She said victims are crucial to the prosecutions and convictions. “Each case and every conviction changes lives,” Seeley said.
She said sweat shops, massage parlors, agricultural fields, restaurants, hotels and domestic service are among the jobs in which slave labor is used.
“Traffickers prey on victims with little or no social safety net,” Seeley said. “They look for victims who are vulnerable, either due to their illegal immigration status, limited English proficiency, and those who may be in vulnerable situations due to economic hardship, political instability and natural disasters.”
She said it is important for the community and law enforcement to work together. “Our common goal is to help the victims end the trafficking and end this heinous crime,” Seeley said.
Sgt. Amber Roberson of the Detroit Police Department said grant money has allowed her force to triple its size and obtain specialized training to stop human trafficking. She said they also have liaisons in each precinct to educate officers about signs of human trafficking. She said they also work to make the public more aware.
“Community education is vital in fighting this crime,” Roberson said. “We go to schools, community meetings and colleges. Our mission is to combat human trafficking from all angles.”
She said officers are used as decoys in high prostitution areas, and in strip clubs, and they focus on reducing prostitution within neighborhoods.
She said their goal is to shut down strip clubs where prostitution is occurring, and to give a new start to the victims.
Hamad said other human trafficking victims, those who become live organ donors, receives less attention, but it is pervasive outside of the United States, and also exploits a vulnerable population.
“This is a true challenge facing our world,” he said. “We may not see it in America, but if we talk about the outside world, it is one of the most booming unfortunate businesses.”
Hamad said its victims are literally torn apart and their organs are sold. He said some people choose to sell their organs to survive, while other vulnerable people are kidnapped and their organs are harvested against their will.
“It could be legal for someone to decide to sell an organ, just to simply survive,” Hamad said. “It is unethical because nobody should die from hunger or be put in that position, to sell their organs or their children’s organs for the sake of surviving.”
Keynote speaker Kelly Tallon Franklin said she spoke to them from the perspective of a human trafficking survivor.
She asked attendees to listen carefully, to learn what they need to look for to recognize human trafficking, and the signs they see everyday, that could be indicators of someone who needs help.
Franklin, who runs a safe house for those who have been trafficked, said she speaks for those who are voiceless.
“This is an injustice issue,” Franklin said. “The statistics tell you that more and more of your young people that are American are being drawn in, because the criminals have figured out that they can shame girls who come from good homes, and embarrass them, coerce them and use psychology, and drag them in until they will not talk to anybody that they used to know for support.”
She said the trafficked individuals need to be treated like victims, not criminals, and offered trauma support for post-traumatic stress syndrome.

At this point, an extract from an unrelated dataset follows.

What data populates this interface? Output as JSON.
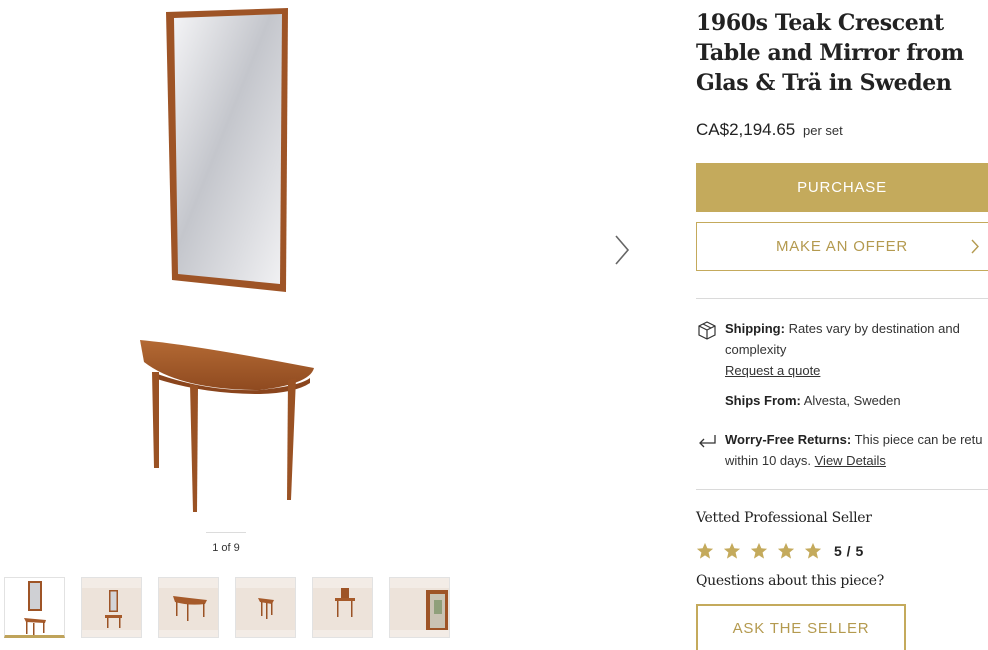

She said their traumatized brains are similar to what prisoners of war have undergone.
“You are going to be the human that does something about human trafficking,” Franklin said. “We are not going to be quiet about this, because when we are quiet, the criminals win. Keep the conversation going, and do not get tired, because the criminals won’t.”
To learn more about human trafficking, and what can be done on an individual level to help spot it and intervene, call the National Human Trafficking Resource Center at 888-373-7888 or go to dhs.gov/blue-campaign.
To learn more about the American Human Rights Council, go to AHRCUSA.org.
Press and Guide News article regarding the AHRC Forum on Human Trafficking. Visit: